Smith said Monsanto has undermined the EPA’s approval process.

He cited a letter from the late EPA employee Marion Copley to EPA herbicides administrator Jess Rowland as Copley was dying of breast cancer. In it, she accused Rowland of playing “political conniving games with the science to favor the registrants.” She also wrote that “[it] is essentially certain that glyphosate causes cancer.”

Bayer’s spokesperson defended the EPA, stating that the agency said its analysis of the cancer risks from glyphosate “was ‘more robust’ and ‘more transparent’ than IARC’s review.”

Smith said a preemption precedent favoring Monsanto would be “a tragedy and a travesty,” given what he sees as Monsanto’s undue influence over the EPA.
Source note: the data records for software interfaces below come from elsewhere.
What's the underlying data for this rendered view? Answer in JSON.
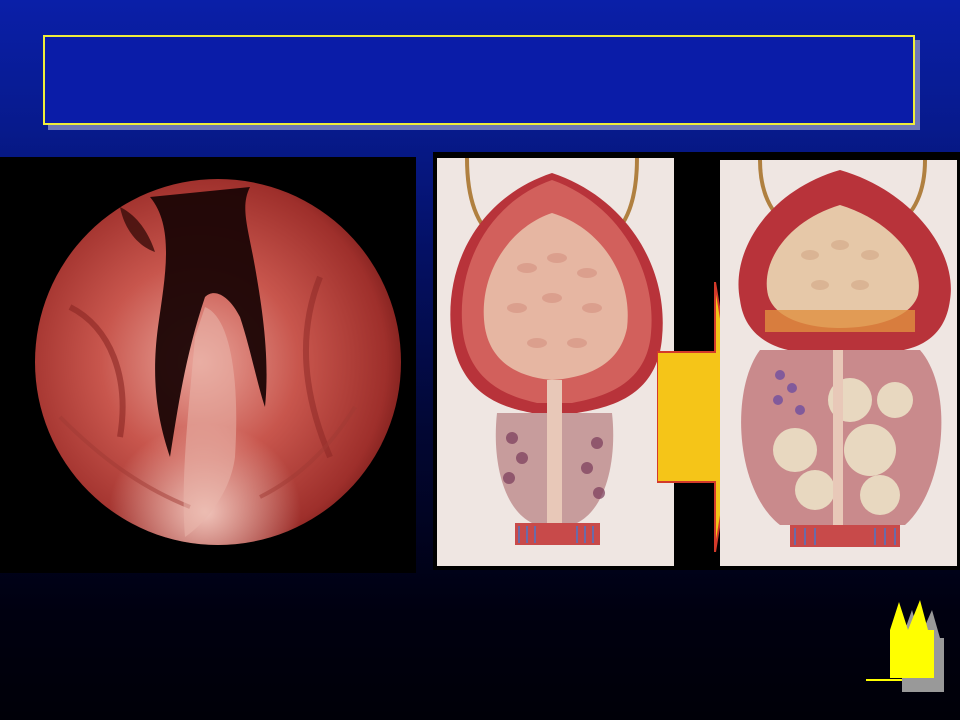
{
  "slide": {
    "title": "",
    "colors": {
      "background_top": "#0a1fa8",
      "background_bottom": "#000008",
      "title_border": "#f0ee3a",
      "title_fill": "#0a1ca8",
      "arrow": "#f5c518",
      "logo": "#ffff00"
    }
  },
  "images": {
    "left": {
      "icon": "endoscopic-view"
    },
    "right": [
      {
        "icon": "bladder-prostate-normal-illustration"
      },
      {
        "icon": "bladder-prostate-enlarged-illustration"
      }
    ],
    "arrow": {
      "icon": "right-arrow-icon"
    }
  },
  "logo": {
    "icon": "cathedral-logo-icon"
  }
}
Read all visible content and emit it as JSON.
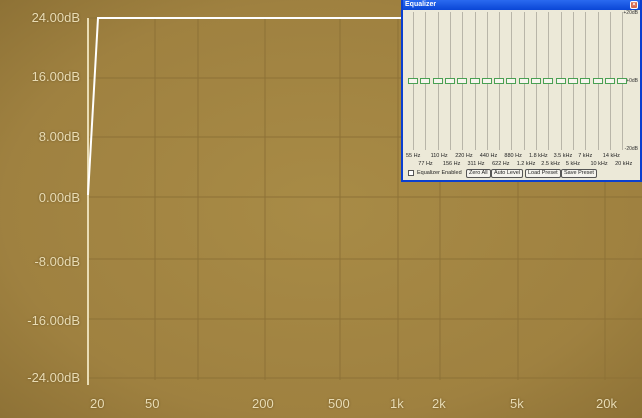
{
  "graph": {
    "y_labels": [
      "24.00dB",
      "16.00dB",
      "8.00dB",
      "0.00dB",
      "-8.00dB",
      "-16.00dB",
      "-24.00dB"
    ],
    "x_labels": [
      "20",
      "50",
      "200",
      "500",
      "1k",
      "2k",
      "5k",
      "20k"
    ]
  },
  "equalizer": {
    "title": "Equalizer",
    "scale_top": "+20dB",
    "scale_mid": "+0dB",
    "scale_bottom": "-20dB",
    "bands": [
      "55 Hz",
      "77 Hz",
      "110 Hz",
      "156 Hz",
      "220 Hz",
      "311 Hz",
      "440 Hz",
      "622 Hz",
      "880 Hz",
      "1.2 kHz",
      "1.8 kHz",
      "2.5 kHz",
      "3.5 kHz",
      "5 kHz",
      "7 kHz",
      "10 kHz",
      "14 kHz",
      "20 kHz"
    ],
    "band_gains_db": [
      0,
      0,
      0,
      0,
      0,
      0,
      0,
      0,
      0,
      0,
      0,
      0,
      0,
      0,
      0,
      0,
      0,
      0
    ],
    "enabled_label": "Equalizer Enabled",
    "enabled": false,
    "buttons": {
      "zero": "Zero All",
      "auto": "Auto Level",
      "load": "Load Preset",
      "save": "Save Preset"
    }
  }
}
“They’re now hiding behind that and hoping that the Supreme Court and that the Department of Justice blindly follow a law and give the EPA determination far more validity than it deserves,” he said.